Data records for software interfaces
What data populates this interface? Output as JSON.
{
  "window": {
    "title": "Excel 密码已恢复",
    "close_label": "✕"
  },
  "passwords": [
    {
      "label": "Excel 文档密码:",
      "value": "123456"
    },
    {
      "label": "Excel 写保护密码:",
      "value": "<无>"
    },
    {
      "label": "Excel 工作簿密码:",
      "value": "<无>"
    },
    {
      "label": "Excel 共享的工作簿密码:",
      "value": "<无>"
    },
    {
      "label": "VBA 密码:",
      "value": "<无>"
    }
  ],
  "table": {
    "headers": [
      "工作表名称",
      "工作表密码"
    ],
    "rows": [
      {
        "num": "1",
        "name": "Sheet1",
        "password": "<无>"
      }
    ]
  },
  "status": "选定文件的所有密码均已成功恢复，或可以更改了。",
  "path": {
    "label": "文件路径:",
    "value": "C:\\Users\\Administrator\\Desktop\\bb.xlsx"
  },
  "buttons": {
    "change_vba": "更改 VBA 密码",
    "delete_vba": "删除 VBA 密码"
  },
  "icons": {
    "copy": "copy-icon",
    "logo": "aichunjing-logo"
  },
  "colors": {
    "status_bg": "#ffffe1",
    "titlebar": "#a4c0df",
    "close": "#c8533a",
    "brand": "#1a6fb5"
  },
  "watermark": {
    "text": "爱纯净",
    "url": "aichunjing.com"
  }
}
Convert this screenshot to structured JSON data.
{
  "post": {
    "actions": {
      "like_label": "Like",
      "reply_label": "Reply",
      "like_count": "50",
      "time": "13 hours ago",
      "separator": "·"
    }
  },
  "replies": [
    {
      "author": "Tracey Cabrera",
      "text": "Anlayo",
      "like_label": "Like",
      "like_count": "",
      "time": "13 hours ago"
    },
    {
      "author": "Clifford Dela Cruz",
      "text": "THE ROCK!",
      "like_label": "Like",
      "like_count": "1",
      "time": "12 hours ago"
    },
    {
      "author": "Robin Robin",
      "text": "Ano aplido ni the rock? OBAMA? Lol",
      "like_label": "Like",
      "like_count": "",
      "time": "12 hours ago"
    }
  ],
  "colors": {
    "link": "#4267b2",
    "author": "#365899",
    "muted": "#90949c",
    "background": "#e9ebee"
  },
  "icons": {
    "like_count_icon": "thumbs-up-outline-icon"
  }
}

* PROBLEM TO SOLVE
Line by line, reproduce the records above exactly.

* COMPLETED EXERCISE
What data populates this interface? Output as JSON.
{
  "window": {
    "title": "Excel 密码已恢复",
    "close_label": "✕"
  },
  "passwords": [
    {
      "label": "Excel 文档密码:",
      "value": "123456"
    },
    {
      "label": "Excel 写保护密码:",
      "value": "<无>"
    },
    {
      "label": "Excel 工作簿密码:",
      "value": "<无>"
    },
    {
      "label": "Excel 共享的工作簿密码:",
      "value": "<无>"
    },
    {
      "label": "VBA 密码:",
      "value": "<无>"
    }
  ],
  "table": {
    "headers": [
      "工作表名称",
      "工作表密码"
    ],
    "rows": [
      {
        "num": "1",
        "name": "Sheet1",
        "password": "<无>"
      }
    ]
  },
  "status": "选定文件的所有密码均已成功恢复，或可以更改了。",
  "path": {
    "label": "文件路径:",
    "value": "C:\\Users\\Administrator\\Desktop\\bb.xlsx"
  },
  "buttons": {
    "change_vba": "更改 VBA 密码",
    "delete_vba": "删除 VBA 密码"
  },
  "icons": {
    "copy": "copy-icon",
    "logo": "aichunjing-logo"
  },
  "colors": {
    "status_bg": "#ffffe1",
    "titlebar": "#a4c0df",
    "close": "#c8533a",
    "brand": "#1a6fb5"
  },
  "watermark": {
    "text": "爱纯净",
    "url": "aichunjing.com"
  }
}
Convert this screenshot to structured JSON data.
{
  "post": {
    "actions": {
      "like_label": "Like",
      "reply_label": "Reply",
      "like_count": "50",
      "time": "13 hours ago",
      "separator": "·"
    }
  },
  "replies": [
    {
      "author": "Tracey Cabrera",
      "text": "Anlayo",
      "like_label": "Like",
      "like_count": "",
      "time": "13 hours ago"
    },
    {
      "author": "Clifford Dela Cruz",
      "text": "THE ROCK!",
      "like_label": "Like",
      "like_count": "1",
      "time": "12 hours ago"
    },
    {
      "author": "Robin Robin",
      "text": "Ano aplido ni the rock? OBAMA? Lol",
      "like_label": "Like",
      "like_count": "",
      "time": "12 hours ago"
    }
  ],
  "colors": {
    "link": "#4267b2",
    "author": "#365899",
    "muted": "#90949c",
    "background": "#e9ebee"
  },
  "icons": {
    "like_count_icon": "thumbs-up-outline-icon"
  }
}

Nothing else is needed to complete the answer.